Key Tronic foam and foil switches were apparently tactile from the outset, using buckling rubber sleeves. In 1981, Key Tronic introduced a linear variant by popular request; this was referred to as the Butterfly™ switch. The headline "floats like a butterfly" suggests that the moniker derives from the smooth feel of the switch, while it is also suggested that the name refers to the design of the capacitor pads on the PCB, potentially without regard to the force curve.
Being capacitive, Key Tronic keyboards using foam and foil switches are N-key rollover.
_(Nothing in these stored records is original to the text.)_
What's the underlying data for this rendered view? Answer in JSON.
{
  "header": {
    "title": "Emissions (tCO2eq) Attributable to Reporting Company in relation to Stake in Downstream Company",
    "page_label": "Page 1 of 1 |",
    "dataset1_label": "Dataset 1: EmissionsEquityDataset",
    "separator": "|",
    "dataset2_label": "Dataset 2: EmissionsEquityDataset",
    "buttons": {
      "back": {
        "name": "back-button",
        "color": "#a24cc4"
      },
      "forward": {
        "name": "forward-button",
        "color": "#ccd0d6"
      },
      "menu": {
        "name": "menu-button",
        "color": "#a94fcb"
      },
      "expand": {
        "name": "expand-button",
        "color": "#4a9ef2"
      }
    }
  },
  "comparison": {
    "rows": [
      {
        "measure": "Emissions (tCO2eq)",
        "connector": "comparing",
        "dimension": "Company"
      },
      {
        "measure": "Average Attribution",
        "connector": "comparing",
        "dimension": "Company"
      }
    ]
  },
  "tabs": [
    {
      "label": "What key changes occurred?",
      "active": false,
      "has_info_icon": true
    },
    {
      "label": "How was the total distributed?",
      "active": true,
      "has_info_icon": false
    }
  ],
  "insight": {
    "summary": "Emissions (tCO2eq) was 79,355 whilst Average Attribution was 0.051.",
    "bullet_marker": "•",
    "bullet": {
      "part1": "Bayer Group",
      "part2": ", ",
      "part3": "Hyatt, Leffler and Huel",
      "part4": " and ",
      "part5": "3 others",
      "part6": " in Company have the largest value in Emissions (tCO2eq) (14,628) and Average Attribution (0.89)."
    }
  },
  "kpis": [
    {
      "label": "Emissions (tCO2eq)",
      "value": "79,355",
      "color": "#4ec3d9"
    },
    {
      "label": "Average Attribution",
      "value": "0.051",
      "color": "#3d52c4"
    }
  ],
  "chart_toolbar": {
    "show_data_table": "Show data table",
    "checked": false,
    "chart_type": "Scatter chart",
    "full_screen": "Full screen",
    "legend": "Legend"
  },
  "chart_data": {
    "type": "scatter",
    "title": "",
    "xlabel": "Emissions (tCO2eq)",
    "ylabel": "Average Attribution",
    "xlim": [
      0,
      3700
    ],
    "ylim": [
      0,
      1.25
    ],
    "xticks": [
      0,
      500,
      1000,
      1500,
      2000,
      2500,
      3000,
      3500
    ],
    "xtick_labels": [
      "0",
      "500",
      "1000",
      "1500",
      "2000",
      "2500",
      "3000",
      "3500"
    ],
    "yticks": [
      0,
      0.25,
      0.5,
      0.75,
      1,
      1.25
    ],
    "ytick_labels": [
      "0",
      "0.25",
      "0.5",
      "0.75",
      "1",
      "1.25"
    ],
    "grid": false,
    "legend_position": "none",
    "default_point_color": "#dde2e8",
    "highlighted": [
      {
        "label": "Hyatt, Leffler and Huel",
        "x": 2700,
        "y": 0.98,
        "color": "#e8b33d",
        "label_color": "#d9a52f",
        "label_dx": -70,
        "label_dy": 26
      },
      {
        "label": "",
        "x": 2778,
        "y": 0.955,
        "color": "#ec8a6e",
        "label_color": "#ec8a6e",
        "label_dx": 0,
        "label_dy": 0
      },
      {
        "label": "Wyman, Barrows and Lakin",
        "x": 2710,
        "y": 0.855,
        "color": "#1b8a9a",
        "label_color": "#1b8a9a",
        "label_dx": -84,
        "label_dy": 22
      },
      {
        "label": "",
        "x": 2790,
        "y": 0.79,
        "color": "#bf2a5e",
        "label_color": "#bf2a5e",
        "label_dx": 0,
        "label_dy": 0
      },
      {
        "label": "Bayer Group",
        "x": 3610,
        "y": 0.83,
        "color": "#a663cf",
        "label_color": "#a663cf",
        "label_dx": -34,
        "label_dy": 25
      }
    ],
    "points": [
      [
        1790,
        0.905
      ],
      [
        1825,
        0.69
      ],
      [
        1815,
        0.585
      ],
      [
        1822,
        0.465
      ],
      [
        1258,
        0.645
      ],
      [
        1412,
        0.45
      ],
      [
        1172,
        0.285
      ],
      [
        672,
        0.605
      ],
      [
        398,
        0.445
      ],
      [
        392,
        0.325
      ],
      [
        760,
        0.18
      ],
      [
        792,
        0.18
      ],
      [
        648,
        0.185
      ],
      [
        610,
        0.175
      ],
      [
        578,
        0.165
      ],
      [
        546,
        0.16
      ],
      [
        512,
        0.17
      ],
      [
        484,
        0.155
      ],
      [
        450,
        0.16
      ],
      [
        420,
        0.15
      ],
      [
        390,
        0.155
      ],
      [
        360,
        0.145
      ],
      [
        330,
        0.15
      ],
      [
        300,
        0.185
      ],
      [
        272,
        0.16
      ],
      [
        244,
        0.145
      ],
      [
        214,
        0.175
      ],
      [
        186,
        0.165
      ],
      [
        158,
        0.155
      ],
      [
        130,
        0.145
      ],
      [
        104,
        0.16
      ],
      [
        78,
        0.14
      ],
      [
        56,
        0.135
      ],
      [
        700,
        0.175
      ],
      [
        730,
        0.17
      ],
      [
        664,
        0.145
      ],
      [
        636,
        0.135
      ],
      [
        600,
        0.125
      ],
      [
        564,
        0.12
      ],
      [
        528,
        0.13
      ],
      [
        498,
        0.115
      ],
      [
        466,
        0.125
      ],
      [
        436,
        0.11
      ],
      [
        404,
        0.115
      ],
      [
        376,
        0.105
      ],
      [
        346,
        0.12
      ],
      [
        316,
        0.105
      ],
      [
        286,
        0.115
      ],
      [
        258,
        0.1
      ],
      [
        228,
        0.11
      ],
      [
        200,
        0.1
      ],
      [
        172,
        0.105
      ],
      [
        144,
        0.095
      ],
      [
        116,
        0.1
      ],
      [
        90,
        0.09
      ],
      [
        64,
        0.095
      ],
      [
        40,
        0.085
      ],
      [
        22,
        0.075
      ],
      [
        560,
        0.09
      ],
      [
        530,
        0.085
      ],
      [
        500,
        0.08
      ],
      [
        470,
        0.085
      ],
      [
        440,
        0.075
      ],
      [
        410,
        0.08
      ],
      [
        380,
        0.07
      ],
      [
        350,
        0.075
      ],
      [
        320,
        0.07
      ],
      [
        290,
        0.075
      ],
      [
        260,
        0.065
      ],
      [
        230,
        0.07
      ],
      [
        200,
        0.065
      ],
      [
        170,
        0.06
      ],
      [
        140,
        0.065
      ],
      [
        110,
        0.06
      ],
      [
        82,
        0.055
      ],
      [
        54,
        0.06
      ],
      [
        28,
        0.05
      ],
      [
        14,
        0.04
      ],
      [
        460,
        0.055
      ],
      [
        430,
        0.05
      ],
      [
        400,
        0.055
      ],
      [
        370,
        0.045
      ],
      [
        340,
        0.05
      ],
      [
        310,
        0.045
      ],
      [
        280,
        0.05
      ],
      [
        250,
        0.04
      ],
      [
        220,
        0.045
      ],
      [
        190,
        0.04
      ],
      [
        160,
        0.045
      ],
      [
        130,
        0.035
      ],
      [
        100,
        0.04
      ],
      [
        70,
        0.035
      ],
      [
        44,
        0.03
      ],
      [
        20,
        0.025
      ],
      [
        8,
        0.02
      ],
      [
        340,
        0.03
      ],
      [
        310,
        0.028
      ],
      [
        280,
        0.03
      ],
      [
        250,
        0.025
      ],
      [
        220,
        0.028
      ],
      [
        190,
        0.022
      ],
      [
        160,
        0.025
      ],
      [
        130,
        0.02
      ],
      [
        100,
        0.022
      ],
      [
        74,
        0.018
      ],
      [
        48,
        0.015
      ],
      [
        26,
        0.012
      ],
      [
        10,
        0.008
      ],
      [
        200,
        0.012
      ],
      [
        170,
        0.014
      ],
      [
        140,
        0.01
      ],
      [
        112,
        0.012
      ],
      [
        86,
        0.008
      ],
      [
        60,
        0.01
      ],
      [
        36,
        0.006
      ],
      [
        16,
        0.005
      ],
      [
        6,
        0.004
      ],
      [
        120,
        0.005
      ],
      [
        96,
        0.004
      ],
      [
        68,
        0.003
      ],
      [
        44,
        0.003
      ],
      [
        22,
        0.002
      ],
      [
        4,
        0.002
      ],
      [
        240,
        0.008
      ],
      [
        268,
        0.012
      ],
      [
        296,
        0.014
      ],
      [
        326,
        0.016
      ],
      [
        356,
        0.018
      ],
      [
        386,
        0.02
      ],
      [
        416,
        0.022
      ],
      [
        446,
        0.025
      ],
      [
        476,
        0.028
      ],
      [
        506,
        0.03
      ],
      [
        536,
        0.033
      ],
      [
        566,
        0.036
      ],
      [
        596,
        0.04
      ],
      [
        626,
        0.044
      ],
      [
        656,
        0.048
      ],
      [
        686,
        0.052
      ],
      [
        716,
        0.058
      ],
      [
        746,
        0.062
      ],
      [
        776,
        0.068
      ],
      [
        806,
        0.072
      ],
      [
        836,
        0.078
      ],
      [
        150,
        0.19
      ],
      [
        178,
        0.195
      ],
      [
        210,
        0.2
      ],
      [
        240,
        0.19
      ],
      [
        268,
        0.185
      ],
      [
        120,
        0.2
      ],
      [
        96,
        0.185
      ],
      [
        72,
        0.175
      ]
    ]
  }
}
Key Tronic referred to their foam and foil switches in advertisements as "solid state"; Cherry also referred to their foam and foil switch as solid state, even though both have moving parts.
Some Key Tronic switches are branded on the top, but most are unbranded.
- Marketed as the "Butterfly™ switch"; external return spring placed under the keycap
- Uses a buckling rubber sleeve
- Apple Lisa (linear)
- Compaq Deskpro 286 AT keyboard (tactile)
- Compaq Enhanced Keyboard (unbranded; tactile)
- Key Tronic Model F clone series (linear and tactile)
- Wang 723T/KBD-UST (unbranded; tactile)
- Franklin Ace 1000/1100/1200 (linear)
- SOL-20 (linear)
- Tandberg Data TDV 2115C (presumed linear)
- Unisys F420800 (Unbranded; Linear)
- Geekhack — Old Keytronic advert sounds new Dated 2014-04-15. Retrieved 2015-07-28.
- Deskthority — Potential new name for the linear Key Tronic F&F switch
- OneTrueKeyboard — Keyboard on the Apple Lisa Dated 2006-05-16. Retrieved 2015-07-28.
- Geekhack — Compaq Deskpro 286 AT Keyboard Dated 2013-12-10. Retrieved 2015-07-28.
- Deskthority — Is this board mechanical?